§ **What this task involves**
Set down every line below, word for word.

§ **Dataset records**
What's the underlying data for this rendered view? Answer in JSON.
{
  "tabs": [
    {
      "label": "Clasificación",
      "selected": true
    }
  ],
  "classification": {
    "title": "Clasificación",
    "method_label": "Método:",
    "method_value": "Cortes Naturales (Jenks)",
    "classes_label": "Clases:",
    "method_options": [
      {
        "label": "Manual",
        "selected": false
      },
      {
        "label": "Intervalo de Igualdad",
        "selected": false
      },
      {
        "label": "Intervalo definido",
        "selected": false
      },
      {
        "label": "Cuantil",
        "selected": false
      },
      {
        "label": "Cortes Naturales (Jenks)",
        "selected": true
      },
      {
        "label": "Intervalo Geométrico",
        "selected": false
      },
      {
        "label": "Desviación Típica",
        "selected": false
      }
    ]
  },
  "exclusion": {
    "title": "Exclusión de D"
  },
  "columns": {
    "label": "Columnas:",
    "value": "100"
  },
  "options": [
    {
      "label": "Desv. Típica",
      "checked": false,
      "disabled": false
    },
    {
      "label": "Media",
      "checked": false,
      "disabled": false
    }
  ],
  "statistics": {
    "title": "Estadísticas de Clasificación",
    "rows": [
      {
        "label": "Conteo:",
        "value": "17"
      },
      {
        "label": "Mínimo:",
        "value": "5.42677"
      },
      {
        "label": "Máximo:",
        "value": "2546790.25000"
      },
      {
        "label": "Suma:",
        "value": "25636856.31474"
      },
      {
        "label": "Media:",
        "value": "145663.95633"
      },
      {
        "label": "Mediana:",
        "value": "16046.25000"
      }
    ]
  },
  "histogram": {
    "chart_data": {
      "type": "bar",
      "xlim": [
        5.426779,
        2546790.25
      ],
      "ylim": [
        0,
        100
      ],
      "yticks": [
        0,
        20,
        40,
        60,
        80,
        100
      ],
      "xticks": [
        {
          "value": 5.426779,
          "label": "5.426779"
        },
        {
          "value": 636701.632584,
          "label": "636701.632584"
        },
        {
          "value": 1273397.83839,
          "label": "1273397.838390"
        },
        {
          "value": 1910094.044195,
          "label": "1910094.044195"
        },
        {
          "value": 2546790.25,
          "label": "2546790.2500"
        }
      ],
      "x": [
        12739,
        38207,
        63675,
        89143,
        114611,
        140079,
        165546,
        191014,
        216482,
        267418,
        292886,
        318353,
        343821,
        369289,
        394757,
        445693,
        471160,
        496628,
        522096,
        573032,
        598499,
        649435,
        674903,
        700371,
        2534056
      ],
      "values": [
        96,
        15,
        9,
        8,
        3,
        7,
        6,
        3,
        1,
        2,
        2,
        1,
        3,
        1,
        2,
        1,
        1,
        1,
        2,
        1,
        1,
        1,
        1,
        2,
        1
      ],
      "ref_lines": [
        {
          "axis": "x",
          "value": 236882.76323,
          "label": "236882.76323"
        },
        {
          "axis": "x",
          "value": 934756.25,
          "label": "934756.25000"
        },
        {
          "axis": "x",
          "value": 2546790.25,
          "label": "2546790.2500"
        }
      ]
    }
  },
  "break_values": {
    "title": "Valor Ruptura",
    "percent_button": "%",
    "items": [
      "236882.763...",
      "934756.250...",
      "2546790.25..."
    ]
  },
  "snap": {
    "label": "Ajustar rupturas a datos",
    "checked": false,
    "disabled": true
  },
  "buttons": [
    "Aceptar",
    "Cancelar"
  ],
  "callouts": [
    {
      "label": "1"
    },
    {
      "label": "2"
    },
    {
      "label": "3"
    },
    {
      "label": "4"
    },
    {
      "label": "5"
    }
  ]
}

§ **Problem solution**
What's the underlying data for this rendered view? Answer in JSON.
{
  "tabs": [
    {
      "label": "Clasificación",
      "selected": true
    }
  ],
  "classification": {
    "title": "Clasificación",
    "method_label": "Método:",
    "method_value": "Cortes Naturales (Jenks)",
    "classes_label": "Clases:",
    "method_options": [
      {
        "label": "Manual",
        "selected": false
      },
      {
        "label": "Intervalo de Igualdad",
        "selected": false
      },
      {
        "label": "Intervalo definido",
        "selected": false
      },
      {
        "label": "Cuantil",
        "selected": false
      },
      {
        "label": "Cortes Naturales (Jenks)",
        "selected": true
      },
      {
        "label": "Intervalo Geométrico",
        "selected": false
      },
      {
        "label": "Desviación Típica",
        "selected": false
      }
    ]
  },
  "exclusion": {
    "title": "Exclusión de D"
  },
  "columns": {
    "label": "Columnas:",
    "value": "100"
  },
  "options": [
    {
      "label": "Desv. Típica",
      "checked": false,
      "disabled": false
    },
    {
      "label": "Media",
      "checked": false,
      "disabled": false
    }
  ],
  "statistics": {
    "title": "Estadísticas de Clasificación",
    "rows": [
      {
        "label": "Conteo:",
        "value": "17"
      },
      {
        "label": "Mínimo:",
        "value": "5.42677"
      },
      {
        "label": "Máximo:",
        "value": "2546790.25000"
      },
      {
        "label": "Suma:",
        "value": "25636856.31474"
      },
      {
        "label": "Media:",
        "value": "145663.95633"
      },
      {
        "label": "Mediana:",
        "value": "16046.25000"
      }
    ]
  },
  "histogram": {
    "chart_data": {
      "type": "bar",
      "xlim": [
        5.426779,
        2546790.25
      ],
      "ylim": [
        0,
        100
      ],
      "yticks": [
        0,
        20,
        40,
        60,
        80,
        100
      ],
      "xticks": [
        {
          "value": 5.426779,
          "label": "5.426779"
        },
        {
          "value": 636701.632584,
          "label": "636701.632584"
        },
        {
          "value": 1273397.83839,
          "label": "1273397.838390"
        },
        {
          "value": 1910094.044195,
          "label": "1910094.044195"
        },
        {
          "value": 2546790.25,
          "label": "2546790.2500"
        }
      ],
      "x": [
        12739,
        38207,
        63675,
        89143,
        114611,
        140079,
        165546,
        191014,
        216482,
        267418,
        292886,
        318353,
        343821,
        369289,
        394757,
        445693,
        471160,
        496628,
        522096,
        573032,
        598499,
        649435,
        674903,
        700371,
        2534056
      ],
      "values": [
        96,
        15,
        9,
        8,
        3,
        7,
        6,
        3,
        1,
        2,
        2,
        1,
        3,
        1,
        2,
        1,
        1,
        1,
        2,
        1,
        1,
        1,
        1,
        2,
        1
      ],
      "ref_lines": [
        {
          "axis": "x",
          "value": 236882.76323,
          "label": "236882.76323"
        },
        {
          "axis": "x",
          "value": 934756.25,
          "label": "934756.25000"
        },
        {
          "axis": "x",
          "value": 2546790.25,
          "label": "2546790.2500"
        }
      ]
    }
  },
  "break_values": {
    "title": "Valor Ruptura",
    "percent_button": "%",
    "items": [
      "236882.763...",
      "934756.250...",
      "2546790.25..."
    ]
  },
  "snap": {
    "label": "Ajustar rupturas a datos",
    "checked": false,
    "disabled": true
  },
  "buttons": [
    "Aceptar",
    "Cancelar"
  ],
  "callouts": [
    {
      "label": "1"
    },
    {
      "label": "2"
    },
    {
      "label": "3"
    },
    {
      "label": "4"
    },
    {
      "label": "5"
    }
  ]
}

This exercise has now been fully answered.